▸ **Supplied records**
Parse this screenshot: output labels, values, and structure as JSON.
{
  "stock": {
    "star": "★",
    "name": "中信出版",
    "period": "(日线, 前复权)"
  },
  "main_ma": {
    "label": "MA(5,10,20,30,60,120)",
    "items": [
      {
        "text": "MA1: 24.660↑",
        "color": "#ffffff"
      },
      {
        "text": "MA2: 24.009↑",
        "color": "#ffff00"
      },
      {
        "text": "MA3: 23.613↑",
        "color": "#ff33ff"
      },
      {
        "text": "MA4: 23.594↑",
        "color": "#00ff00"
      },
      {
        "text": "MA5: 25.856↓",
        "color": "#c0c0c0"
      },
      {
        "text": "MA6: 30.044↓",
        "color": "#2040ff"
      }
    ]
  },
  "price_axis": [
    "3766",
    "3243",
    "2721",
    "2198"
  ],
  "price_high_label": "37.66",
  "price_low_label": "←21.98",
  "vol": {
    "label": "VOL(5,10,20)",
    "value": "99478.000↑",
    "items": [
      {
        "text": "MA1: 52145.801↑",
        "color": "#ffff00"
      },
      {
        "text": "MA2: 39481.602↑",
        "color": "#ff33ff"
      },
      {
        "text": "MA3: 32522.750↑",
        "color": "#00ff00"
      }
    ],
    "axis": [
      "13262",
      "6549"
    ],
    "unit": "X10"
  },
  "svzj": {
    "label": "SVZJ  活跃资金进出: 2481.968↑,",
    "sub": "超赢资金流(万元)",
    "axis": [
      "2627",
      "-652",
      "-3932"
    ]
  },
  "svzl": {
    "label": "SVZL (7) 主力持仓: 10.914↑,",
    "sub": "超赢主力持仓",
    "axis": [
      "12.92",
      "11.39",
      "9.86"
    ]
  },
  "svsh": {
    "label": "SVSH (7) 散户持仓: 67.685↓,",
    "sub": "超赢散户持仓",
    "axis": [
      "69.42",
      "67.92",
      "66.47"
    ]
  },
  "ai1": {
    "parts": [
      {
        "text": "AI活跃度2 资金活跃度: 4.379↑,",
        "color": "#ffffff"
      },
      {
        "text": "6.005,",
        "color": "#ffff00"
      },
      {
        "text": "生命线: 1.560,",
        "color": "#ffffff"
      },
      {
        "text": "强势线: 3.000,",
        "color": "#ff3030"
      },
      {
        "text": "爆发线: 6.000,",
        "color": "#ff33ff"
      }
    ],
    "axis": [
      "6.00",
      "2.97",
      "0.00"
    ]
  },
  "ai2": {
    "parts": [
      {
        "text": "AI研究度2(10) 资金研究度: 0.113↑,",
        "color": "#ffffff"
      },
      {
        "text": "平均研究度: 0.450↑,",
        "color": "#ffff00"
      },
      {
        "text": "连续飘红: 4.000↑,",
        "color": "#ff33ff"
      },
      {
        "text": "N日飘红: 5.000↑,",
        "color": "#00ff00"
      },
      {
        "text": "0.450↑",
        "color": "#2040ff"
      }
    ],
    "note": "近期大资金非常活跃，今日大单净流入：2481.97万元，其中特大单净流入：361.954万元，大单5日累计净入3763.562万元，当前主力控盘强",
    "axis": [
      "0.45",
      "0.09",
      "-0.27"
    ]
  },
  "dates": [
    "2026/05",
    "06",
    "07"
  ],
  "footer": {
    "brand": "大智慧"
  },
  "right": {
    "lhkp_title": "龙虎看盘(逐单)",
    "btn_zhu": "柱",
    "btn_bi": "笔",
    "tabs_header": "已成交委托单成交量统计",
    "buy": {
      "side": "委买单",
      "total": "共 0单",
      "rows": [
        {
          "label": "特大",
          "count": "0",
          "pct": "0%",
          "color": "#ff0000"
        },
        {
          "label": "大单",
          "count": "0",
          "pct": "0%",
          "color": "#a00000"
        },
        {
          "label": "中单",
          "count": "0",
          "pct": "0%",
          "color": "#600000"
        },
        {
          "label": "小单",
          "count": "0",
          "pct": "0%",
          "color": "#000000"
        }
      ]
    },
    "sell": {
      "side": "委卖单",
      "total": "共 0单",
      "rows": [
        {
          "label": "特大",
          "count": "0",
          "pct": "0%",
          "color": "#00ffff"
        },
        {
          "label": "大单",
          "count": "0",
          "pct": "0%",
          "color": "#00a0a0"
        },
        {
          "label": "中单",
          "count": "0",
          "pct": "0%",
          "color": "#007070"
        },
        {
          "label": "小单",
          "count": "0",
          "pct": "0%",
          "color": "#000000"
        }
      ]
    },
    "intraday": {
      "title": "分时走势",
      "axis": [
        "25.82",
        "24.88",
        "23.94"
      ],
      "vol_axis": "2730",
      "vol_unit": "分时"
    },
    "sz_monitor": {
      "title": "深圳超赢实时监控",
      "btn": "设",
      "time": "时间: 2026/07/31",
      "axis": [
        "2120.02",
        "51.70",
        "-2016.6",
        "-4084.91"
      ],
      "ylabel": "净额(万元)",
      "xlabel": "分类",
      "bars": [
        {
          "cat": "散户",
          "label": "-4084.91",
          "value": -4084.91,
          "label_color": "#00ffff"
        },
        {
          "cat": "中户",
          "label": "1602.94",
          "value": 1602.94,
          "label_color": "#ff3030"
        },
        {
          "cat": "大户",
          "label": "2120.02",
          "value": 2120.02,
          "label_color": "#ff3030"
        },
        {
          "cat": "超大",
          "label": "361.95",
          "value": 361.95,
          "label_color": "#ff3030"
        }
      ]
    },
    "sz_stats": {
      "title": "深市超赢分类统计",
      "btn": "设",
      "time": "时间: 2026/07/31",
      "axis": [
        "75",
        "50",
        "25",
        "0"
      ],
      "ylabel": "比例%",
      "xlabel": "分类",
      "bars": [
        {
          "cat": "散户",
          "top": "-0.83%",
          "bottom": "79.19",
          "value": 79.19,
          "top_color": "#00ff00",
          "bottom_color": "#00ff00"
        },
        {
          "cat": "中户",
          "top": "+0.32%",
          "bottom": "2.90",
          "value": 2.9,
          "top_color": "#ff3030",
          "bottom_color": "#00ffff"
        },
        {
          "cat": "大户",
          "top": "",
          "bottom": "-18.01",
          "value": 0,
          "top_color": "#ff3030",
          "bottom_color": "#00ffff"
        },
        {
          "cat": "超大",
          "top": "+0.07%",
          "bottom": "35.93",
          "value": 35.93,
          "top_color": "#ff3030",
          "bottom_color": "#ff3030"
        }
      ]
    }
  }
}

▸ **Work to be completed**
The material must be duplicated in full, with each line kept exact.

▸ **Result for this task**
Parse this screenshot: output labels, values, and structure as JSON.
{
  "stock": {
    "star": "★",
    "name": "中信出版",
    "period": "(日线, 前复权)"
  },
  "main_ma": {
    "label": "MA(5,10,20,30,60,120)",
    "items": [
      {
        "text": "MA1: 24.660↑",
        "color": "#ffffff"
      },
      {
        "text": "MA2: 24.009↑",
        "color": "#ffff00"
      },
      {
        "text": "MA3: 23.613↑",
        "color": "#ff33ff"
      },
      {
        "text": "MA4: 23.594↑",
        "color": "#00ff00"
      },
      {
        "text": "MA5: 25.856↓",
        "color": "#c0c0c0"
      },
      {
        "text": "MA6: 30.044↓",
        "color": "#2040ff"
      }
    ]
  },
  "price_axis": [
    "3766",
    "3243",
    "2721",
    "2198"
  ],
  "price_high_label": "37.66",
  "price_low_label": "←21.98",
  "vol": {
    "label": "VOL(5,10,20)",
    "value": "99478.000↑",
    "items": [
      {
        "text": "MA1: 52145.801↑",
        "color": "#ffff00"
      },
      {
        "text": "MA2: 39481.602↑",
        "color": "#ff33ff"
      },
      {
        "text": "MA3: 32522.750↑",
        "color": "#00ff00"
      }
    ],
    "axis": [
      "13262",
      "6549"
    ],
    "unit": "X10"
  },
  "svzj": {
    "label": "SVZJ  活跃资金进出: 2481.968↑,",
    "sub": "超赢资金流(万元)",
    "axis": [
      "2627",
      "-652",
      "-3932"
    ]
  },
  "svzl": {
    "label": "SVZL (7) 主力持仓: 10.914↑,",
    "sub": "超赢主力持仓",
    "axis": [
      "12.92",
      "11.39",
      "9.86"
    ]
  },
  "svsh": {
    "label": "SVSH (7) 散户持仓: 67.685↓,",
    "sub": "超赢散户持仓",
    "axis": [
      "69.42",
      "67.92",
      "66.47"
    ]
  },
  "ai1": {
    "parts": [
      {
        "text": "AI活跃度2 资金活跃度: 4.379↑,",
        "color": "#ffffff"
      },
      {
        "text": "6.005,",
        "color": "#ffff00"
      },
      {
        "text": "生命线: 1.560,",
        "color": "#ffffff"
      },
      {
        "text": "强势线: 3.000,",
        "color": "#ff3030"
      },
      {
        "text": "爆发线: 6.000,",
        "color": "#ff33ff"
      }
    ],
    "axis": [
      "6.00",
      "2.97",
      "0.00"
    ]
  },
  "ai2": {
    "parts": [
      {
        "text": "AI研究度2(10) 资金研究度: 0.113↑,",
        "color": "#ffffff"
      },
      {
        "text": "平均研究度: 0.450↑,",
        "color": "#ffff00"
      },
      {
        "text": "连续飘红: 4.000↑,",
        "color": "#ff33ff"
      },
      {
        "text": "N日飘红: 5.000↑,",
        "color": "#00ff00"
      },
      {
        "text": "0.450↑",
        "color": "#2040ff"
      }
    ],
    "note": "近期大资金非常活跃，今日大单净流入：2481.97万元，其中特大单净流入：361.954万元，大单5日累计净入3763.562万元，当前主力控盘强",
    "axis": [
      "0.45",
      "0.09",
      "-0.27"
    ]
  },
  "dates": [
    "2026/05",
    "06",
    "07"
  ],
  "footer": {
    "brand": "大智慧"
  },
  "right": {
    "lhkp_title": "龙虎看盘(逐单)",
    "btn_zhu": "柱",
    "btn_bi": "笔",
    "tabs_header": "已成交委托单成交量统计",
    "buy": {
      "side": "委买单",
      "total": "共 0单",
      "rows": [
        {
          "label": "特大",
          "count": "0",
          "pct": "0%",
          "color": "#ff0000"
        },
        {
          "label": "大单",
          "count": "0",
          "pct": "0%",
          "color": "#a00000"
        },
        {
          "label": "中单",
          "count": "0",
          "pct": "0%",
          "color": "#600000"
        },
        {
          "label": "小单",
          "count": "0",
          "pct": "0%",
          "color": "#000000"
        }
      ]
    },
    "sell": {
      "side": "委卖单",
      "total": "共 0单",
      "rows": [
        {
          "label": "特大",
          "count": "0",
          "pct": "0%",
          "color": "#00ffff"
        },
        {
          "label": "大单",
          "count": "0",
          "pct": "0%",
          "color": "#00a0a0"
        },
        {
          "label": "中单",
          "count": "0",
          "pct": "0%",
          "color": "#007070"
        },
        {
          "label": "小单",
          "count": "0",
          "pct": "0%",
          "color": "#000000"
        }
      ]
    },
    "intraday": {
      "title": "分时走势",
      "axis": [
        "25.82",
        "24.88",
        "23.94"
      ],
      "vol_axis": "2730",
      "vol_unit": "分时"
    },
    "sz_monitor": {
      "title": "深圳超赢实时监控",
      "btn": "设",
      "time": "时间: 2026/07/31",
      "axis": [
        "2120.02",
        "51.70",
        "-2016.6",
        "-4084.91"
      ],
      "ylabel": "净额(万元)",
      "xlabel": "分类",
      "bars": [
        {
          "cat": "散户",
          "label": "-4084.91",
          "value": -4084.91,
          "label_color": "#00ffff"
        },
        {
          "cat": "中户",
          "label": "1602.94",
          "value": 1602.94,
          "label_color": "#ff3030"
        },
        {
          "cat": "大户",
          "label": "2120.02",
          "value": 2120.02,
          "label_color": "#ff3030"
        },
        {
          "cat": "超大",
          "label": "361.95",
          "value": 361.95,
          "label_color": "#ff3030"
        }
      ]
    },
    "sz_stats": {
      "title": "深市超赢分类统计",
      "btn": "设",
      "time": "时间: 2026/07/31",
      "axis": [
        "75",
        "50",
        "25",
        "0"
      ],
      "ylabel": "比例%",
      "xlabel": "分类",
      "bars": [
        {
          "cat": "散户",
          "top": "-0.83%",
          "bottom": "79.19",
          "value": 79.19,
          "top_color": "#00ff00",
          "bottom_color": "#00ff00"
        },
        {
          "cat": "中户",
          "top": "+0.32%",
          "bottom": "2.90",
          "value": 2.9,
          "top_color": "#ff3030",
          "bottom_color": "#00ffff"
        },
        {
          "cat": "大户",
          "top": "",
          "bottom": "-18.01",
          "value": 0,
          "top_color": "#ff3030",
          "bottom_color": "#00ffff"
        },
        {
          "cat": "超大",
          "top": "+0.07%",
          "bottom": "35.93",
          "value": 35.93,
          "top_color": "#ff3030",
          "bottom_color": "#ff3030"
        }
      ]
    }
  }
}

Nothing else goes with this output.